Hazelwood (1990) expands on the approach methods used by serial rapists. The “con” approach is used to initiate contact with potential victims and involves requests or offers of assistance or direction or alternately, impersonating persons of authority such as police officers. According to research, this approach is often favoured as the rapist gains confidence and increases in frequency. This method requires an ability to interact well with women and effectively gain trust. Psychopathic serial killers such as Clifford Olsen and Ted Bundy utilized this method to secure victims, chillingly characterizing the Anger Excitation profile. Due to the level of organization and planning involved, victims rarely survive.
Media reported that the killer of an Ontario university graduate in August of 2003 had approached many women in the days and weeks prior to her murder, attempting to lure them into conversation (Ottawa Citizen, Aug 15, 2004,:F3). His approach reputedly falls under the con method wherein friendly dialogue is initiated with an appeal for assistance, such as requesting directions. One may surmise that he engaged his potential victims in discussion to test their responses. To date, the killer has succeeded but once in the region, however, he has not yet been identified.

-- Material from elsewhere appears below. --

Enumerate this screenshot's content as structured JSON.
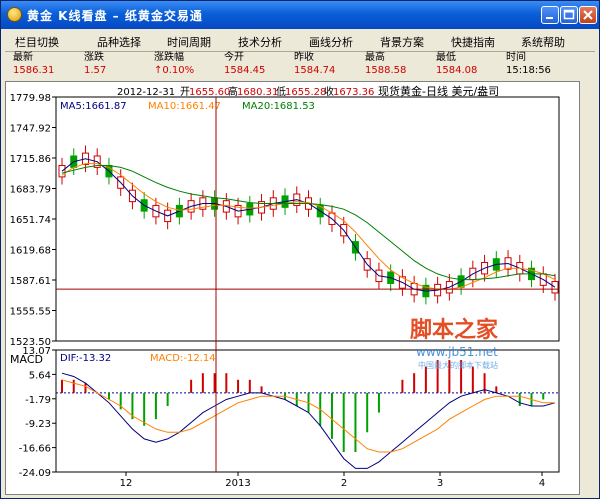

The efficacy of physical defense against these various types of rapists will be the final series in the next WEBBS newsletter.

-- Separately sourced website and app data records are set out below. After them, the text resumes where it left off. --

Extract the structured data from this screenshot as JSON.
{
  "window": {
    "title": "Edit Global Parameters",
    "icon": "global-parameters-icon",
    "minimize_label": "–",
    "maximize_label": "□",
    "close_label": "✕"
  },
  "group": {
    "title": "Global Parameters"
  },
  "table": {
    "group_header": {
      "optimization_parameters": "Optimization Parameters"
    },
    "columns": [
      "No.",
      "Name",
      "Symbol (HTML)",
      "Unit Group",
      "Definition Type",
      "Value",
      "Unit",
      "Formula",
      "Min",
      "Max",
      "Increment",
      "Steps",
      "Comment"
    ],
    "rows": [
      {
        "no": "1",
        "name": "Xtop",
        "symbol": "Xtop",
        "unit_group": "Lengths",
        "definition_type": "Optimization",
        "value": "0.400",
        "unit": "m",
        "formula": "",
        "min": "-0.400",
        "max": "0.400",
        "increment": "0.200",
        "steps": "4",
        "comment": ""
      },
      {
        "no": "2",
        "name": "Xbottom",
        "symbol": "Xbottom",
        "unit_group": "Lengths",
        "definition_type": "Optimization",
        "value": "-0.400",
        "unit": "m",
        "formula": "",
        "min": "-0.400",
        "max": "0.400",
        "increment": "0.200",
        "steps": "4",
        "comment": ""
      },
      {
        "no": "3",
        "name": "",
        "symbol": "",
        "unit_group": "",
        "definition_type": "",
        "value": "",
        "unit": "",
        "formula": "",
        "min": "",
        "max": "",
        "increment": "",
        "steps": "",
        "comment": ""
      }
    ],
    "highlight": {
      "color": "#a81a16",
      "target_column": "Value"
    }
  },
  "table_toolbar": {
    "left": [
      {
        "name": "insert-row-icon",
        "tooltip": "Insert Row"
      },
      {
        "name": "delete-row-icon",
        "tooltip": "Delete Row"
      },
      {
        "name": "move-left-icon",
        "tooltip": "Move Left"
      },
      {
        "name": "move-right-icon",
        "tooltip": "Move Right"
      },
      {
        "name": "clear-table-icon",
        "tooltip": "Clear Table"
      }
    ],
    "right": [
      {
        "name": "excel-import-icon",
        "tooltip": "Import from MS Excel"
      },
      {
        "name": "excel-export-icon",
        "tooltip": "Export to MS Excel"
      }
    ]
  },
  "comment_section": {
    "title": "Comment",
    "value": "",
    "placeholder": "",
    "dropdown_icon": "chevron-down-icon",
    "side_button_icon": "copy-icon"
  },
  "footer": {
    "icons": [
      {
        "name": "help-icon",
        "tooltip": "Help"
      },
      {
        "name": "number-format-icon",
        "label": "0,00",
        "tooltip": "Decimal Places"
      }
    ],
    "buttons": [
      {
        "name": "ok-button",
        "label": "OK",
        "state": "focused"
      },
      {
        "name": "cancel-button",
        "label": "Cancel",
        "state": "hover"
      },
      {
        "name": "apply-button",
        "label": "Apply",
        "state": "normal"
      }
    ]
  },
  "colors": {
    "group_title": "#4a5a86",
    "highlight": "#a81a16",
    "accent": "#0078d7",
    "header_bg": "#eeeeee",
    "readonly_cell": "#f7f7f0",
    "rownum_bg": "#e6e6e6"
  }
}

Hazelwood, Robert R & Harpold, Joseph A., 1986 “RAPE: The Dangers of Providing Confrontational Advice” FBI Law Enforcement Bulletin, June 1986
Hazelwood, Robert R. & Warren, Janet, 1989 “The Criminal Behavior of the Serial Rapist” FBI Law Enforcement Bulletin, February 1990
Keesee, Edie 2003 The P.O.W.E.R. Self-Defense Lifestyle
Bloomington: 1st Books Library
Lena, Dan & Howard, Marie 1990 Sexual Assault: How to Defend Yourself Ontario: Prentice-Hall, Inc.
Ottawa Citizen, August 15th, 2004
Ressler, Robert 1988 Sexual Homicide Patterns and Motives
New York: Lexington Books
Smith, Susan E. 1986 Fear or Freedom, A Woman’s Options in Social Survival and Physical Defense Racine: Mother Courage Press